__Work request__
From the material below, list every line containing "label".

__Data provided__

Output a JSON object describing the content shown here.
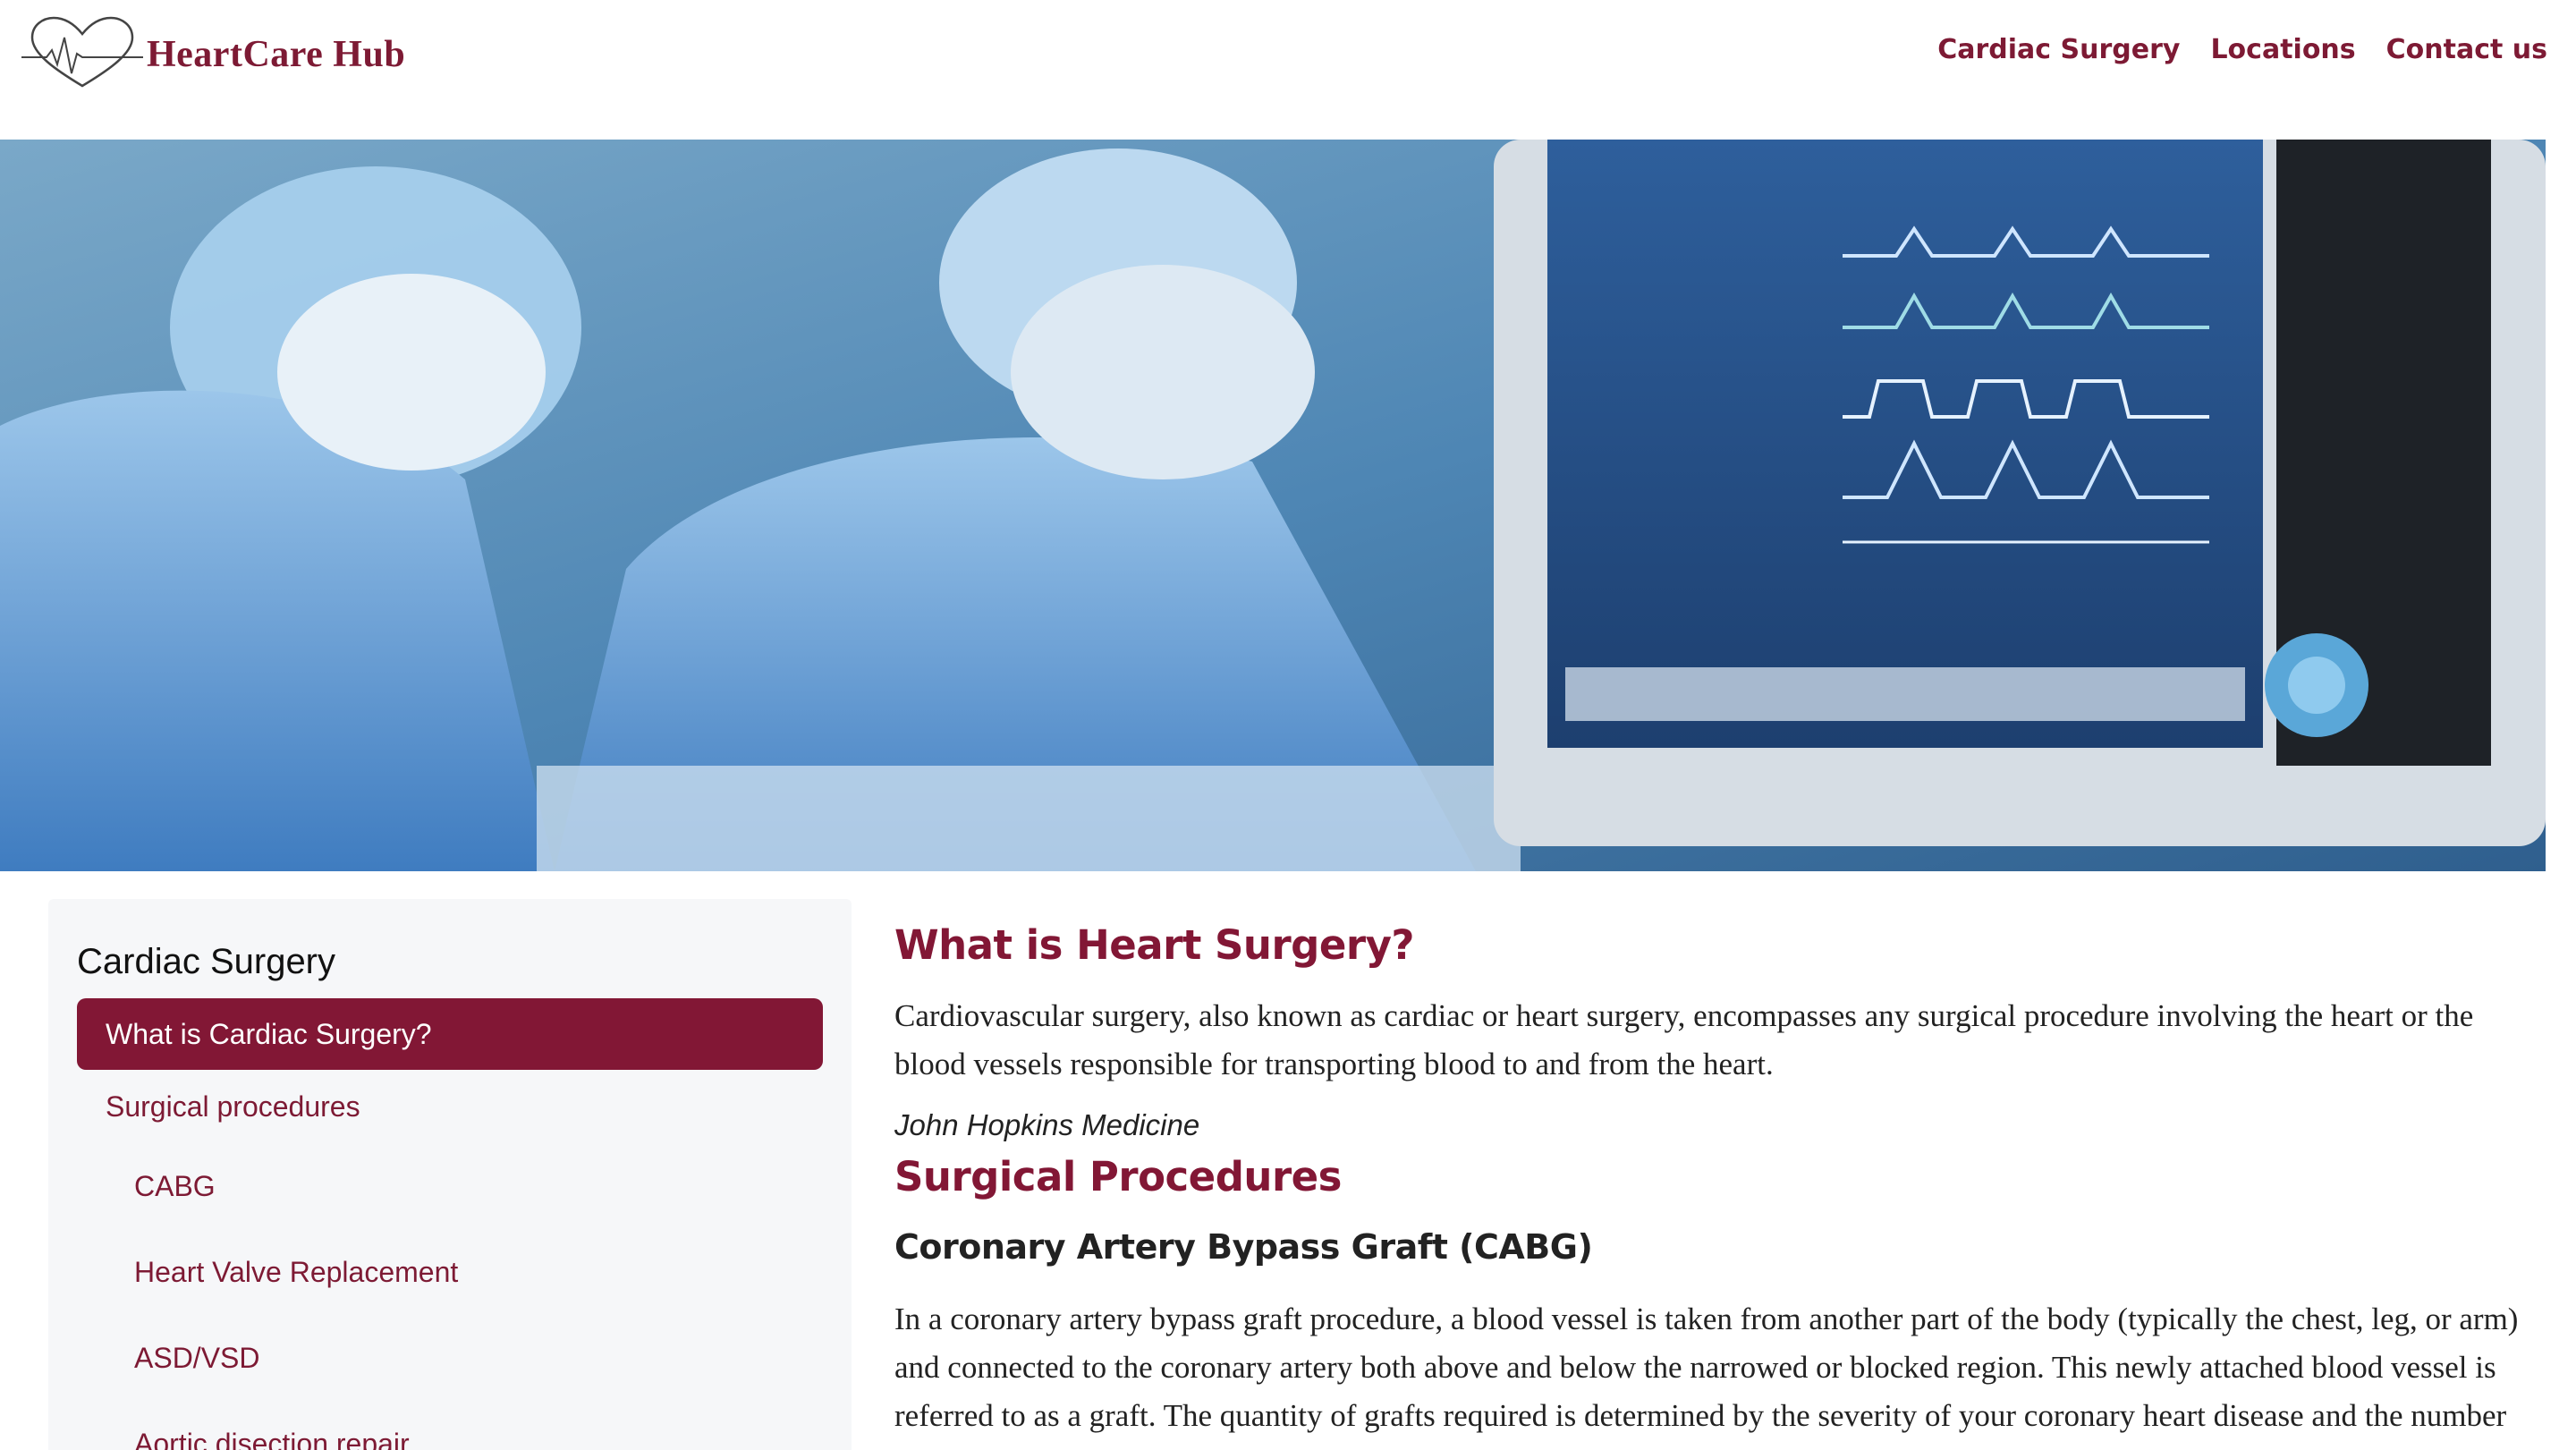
{
  "brand": {
    "name": "HeartCare Hub",
    "logo_icon": "heart-ecg-icon"
  },
  "nav": {
    "items": [
      {
        "label": "Cardiac Surgery"
      },
      {
        "label": "Locations"
      },
      {
        "label": "Contact us"
      }
    ]
  },
  "hero": {
    "image": "surgeons-with-monitor-photo"
  },
  "sidebar": {
    "title": "Cardiac Surgery",
    "items": [
      {
        "label": "What is Cardiac Surgery?",
        "level": 0,
        "active": true
      },
      {
        "label": "Surgical procedures",
        "level": 1
      },
      {
        "label": "CABG",
        "level": 2
      },
      {
        "label": "Heart Valve Replacement",
        "level": 2
      },
      {
        "label": "ASD/VSD",
        "level": 2
      },
      {
        "label": "Aortic disection repair",
        "level": 2
      }
    ]
  },
  "main": {
    "heading": "What is Heart Surgery?",
    "intro": "Cardiovascular surgery, also known as cardiac or heart surgery, encompasses any surgical procedure involving the heart or the blood vessels responsible for transporting blood to and from the heart.",
    "citation": "John Hopkins Medicine",
    "section_heading": "Surgical Procedures",
    "subheading": "Coronary Artery Bypass Graft (CABG)",
    "cabg_text": "In a coronary artery bypass graft procedure, a blood vessel is taken from another part of the body (typically the chest, leg, or arm) and connected to the coronary artery both above and below the narrowed or blocked region. This newly attached blood vessel is referred to as a graft. The quantity of grafts required is determined by the severity of your coronary heart disease and the number"
  },
  "colors": {
    "accent": "#821735",
    "sidebar_bg": "#f6f7f9"
  }
}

__Written answer__
        "label": "Cardiac Surgery"
        "label": "Locations"
        "label": "Contact us"
        "label": "What is Cardiac Surgery?",
        "label": "Surgical procedures",
        "label": "CABG",
        "label": "Heart Valve Replacement",
        "label": "ASD/VSD",
        "label": "Aortic disection repair",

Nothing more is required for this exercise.